Hack’s early days set the pace for his later life. After several unsuccessful underage attempts to join the military during World War II, he was able to sign on as a Merchant Marine and sailed to the Pacific theater of war. After concluding that adventure, he enlisted in the post-war Army, still underage, in 1946. His first assignment saw him guarding the contested northeastern Italian border under the tutelage of many World War II infantry veterans.
Brief skirmishes with Yugoslav communist guerrillas were his first introduction to combat. By October 1950, Hackworth landed in Korea just in time for the second communist onslaught in the new war, this time with a massive Chinese army along with North Koreans. During his two tours in Korea, he earned three Silver Star medals for valor, three Purple Hearts, and a battlefield commission to lieutenant. He finished up the war as a captain and left the Army. Bored with civilian life, he returned to the Army in 1956.
Despite volunteering for advisor duty in Vietnam in the early 1960s, he did not make it to that war until 1965, as a major with the 101st Airborne Division “Screaming Eagles”. It was during this first tour that Hack began his crusade to revise Army tactics, designed for European battlefields, which were murderous to the soldiers struggling against the highly experienced North Vietnamese Army and Viet Cong guerillas.

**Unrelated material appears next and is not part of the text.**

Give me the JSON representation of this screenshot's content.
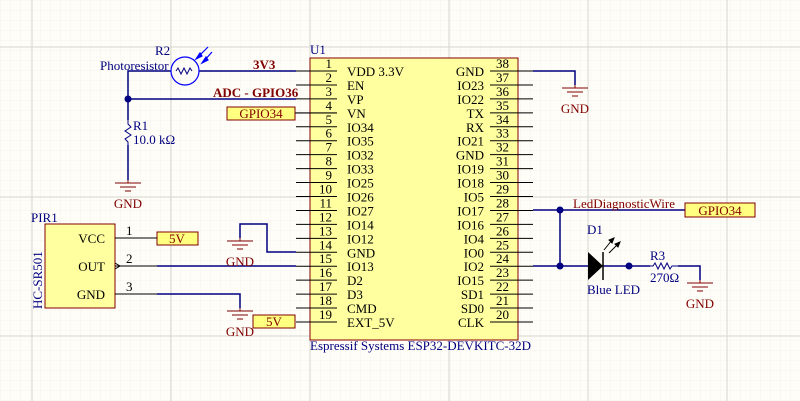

After fighting in the same “successful,” larger campaign that included the battle in the Ia Drang Valley made famous by the book and movie We Were Soldiers, Hack realized the Vietnamese enemy learned from every action, every mistake and were masters of turning the last success of U.S. forces into the next defeat for them. His revelations and subsequent experiences in his battlefield laboratory led to the Army’s publication of his Vietnam Primer, intended for officers arriving in Vietnam to hit the ground running with tactics that worked. Much to his dismay, and despite continued intense efforts over several more tours in Vietnam, his lessons were largely ignored, resulting in the heavy casualties and futile efforts of the U.S. military in Vietnam.
Also, during this time, he racked up two Distinguished Service Crosses (the Army’s highest award for valor) seven more Silver Stars, numerous other awards for valor, and seven more Purple Hearts, and was promoted to full colonel. Any consequences from his increasingly abrasive outspokenness were mitigated by his valor and the effectiveness of the soldiers under his command, until his decision to “tell it like it is” to America in that fateful TV interview. The Army briefly considered submitting Hack to a court martial, but opted not to highlight his accusations any further.
Not content to fade into obscurity, he became an anti-nuclear proponent in his newly-adopted homeland of Australia. He began to write about his experiences, eventually publishing several books, including a novel. He became a war correspondent, writing for The New York Times and Newsweek magazine, with the start of the first Gulf War in 1991 and then Somalia. Following 9/11, he continuously chided the U.S. military for making the same mistakes against the Iraqi insurgency and Afghan guerillas as they had in Vietnam.
Upon his death in May 2005, The New York Times published his obituary, including a reference to Hack being part of the composite character of the rogue Col. Kurtz, played by Marlon Brando in the movie Apocalypse Now. A few days later, they printed a correction, citing Hack instead as a model for the Lt. Col. Bill Kilgore character played by Robert Duvall. I think they were right both times.